Exercise objective: Which lines in the data below contain the string "your"? Show each one.

(Dataset records)
• • •

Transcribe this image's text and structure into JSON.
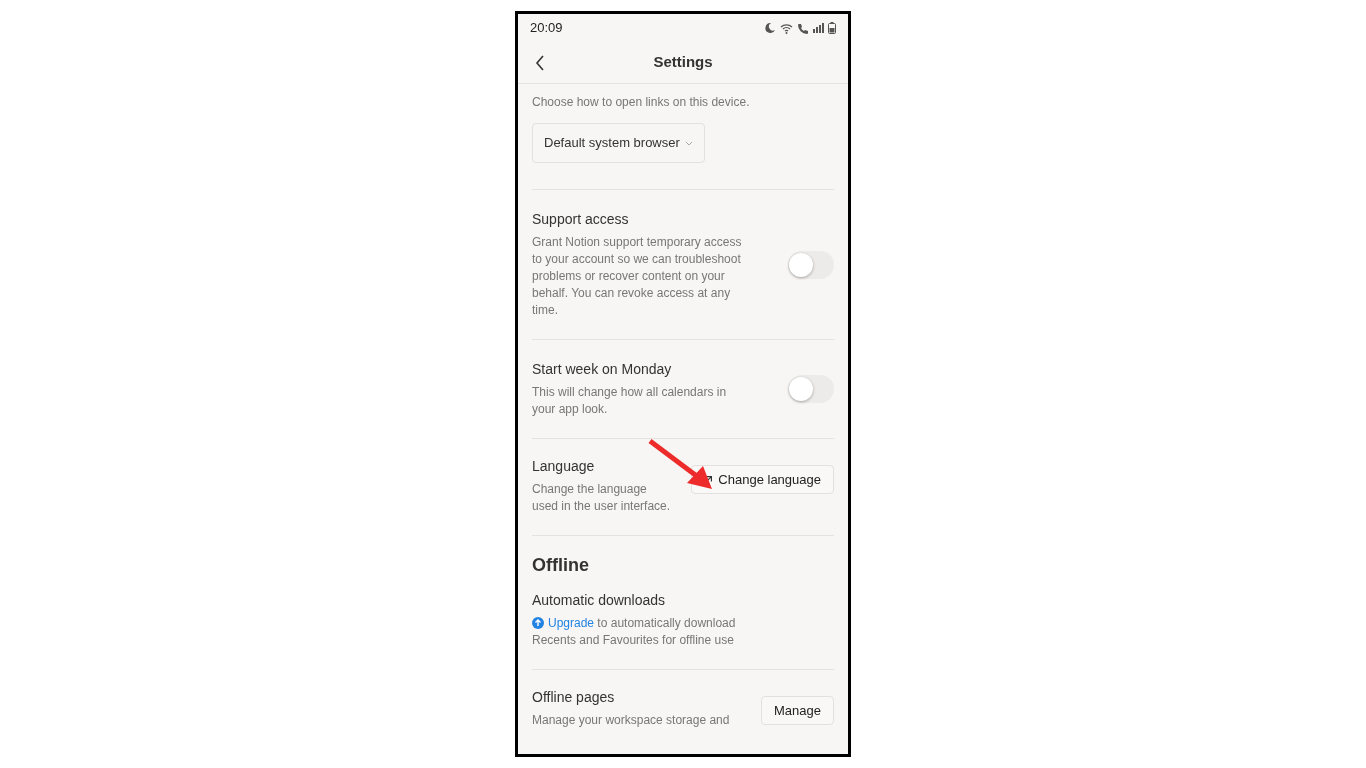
{
  "status_bar": {
    "time": "20:09"
  },
  "header": {
    "title": "Settings"
  },
  "items": [
    {
      "kind": "dropdown",
      "description": "Choose how to open links on this device.",
      "value": "Default system browser"
    },
    {
      "kind": "toggle",
      "title": "Support access",
      "description": "Grant Notion support temporary access to your account so we can troubleshoot problems or recover content on your behalf. You can revoke access at any time.",
      "on": false
    },
    {
      "kind": "toggle",
      "title": "Start week on Monday",
      "description": "This will change how all calendars in your app look.",
      "on": false
    },
    {
      "kind": "button",
      "title": "Language",
      "description": "Change the language used in the user interface.",
      "button": "Change language"
    },
    {
      "kind": "heading",
      "title": "Offline"
    },
    {
      "kind": "upgrade",
      "title": "Automatic downloads",
      "link": "Upgrade",
      "description": "to automatically download Recents and Favourites for offline use"
    },
    {
      "kind": "manage",
      "title": "Offline pages",
      "description": "Manage your workspace storage and",
      "button": "Manage"
    }
  ]
}
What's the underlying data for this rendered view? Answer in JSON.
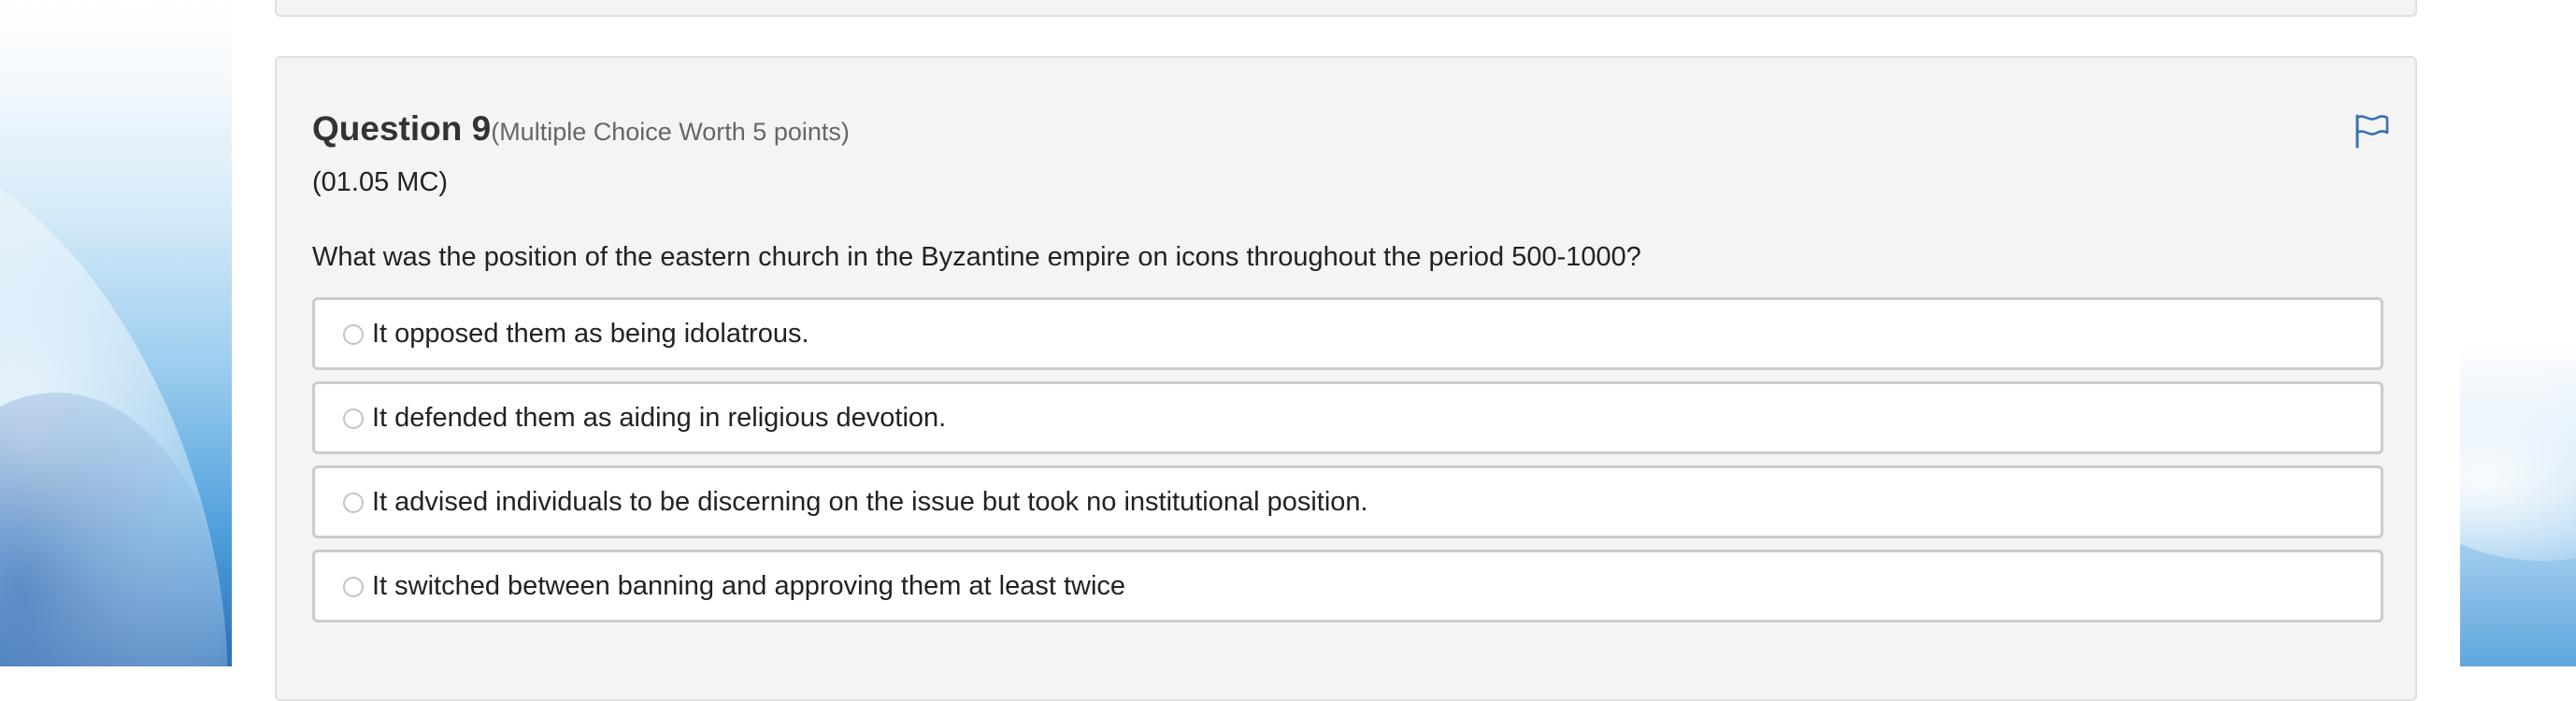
{
  "question": {
    "title": "Question 9",
    "meta": "(Multiple Choice Worth 5 points)",
    "code": "(01.05 MC)",
    "prompt": "What was the position of the eastern church in the Byzantine empire on icons throughout the period 500-1000?",
    "flag_icon": "flag-icon",
    "options": [
      {
        "label": "It opposed them as being idolatrous.",
        "selected": false
      },
      {
        "label": "It defended them as aiding in religious devotion.",
        "selected": false
      },
      {
        "label": "It advised individuals to be discerning on the issue but took no institutional position.",
        "selected": false
      },
      {
        "label": "It switched between banning and approving them at least twice",
        "selected": false
      }
    ]
  },
  "colors": {
    "card_background": "#f4f4f4",
    "card_border": "#e0e0e0",
    "flag_blue": "#3b6fb6",
    "text": "#222222",
    "meta_text": "#666666"
  }
}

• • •

Answer space:
      "description": "Grant Notion support temporary access to your account so we can troubleshoot problems or recover content on your behalf. You can revoke access at any time.",
      "description": "This will change how all calendars in your app look.",
      "description": "Manage your workspace storage and",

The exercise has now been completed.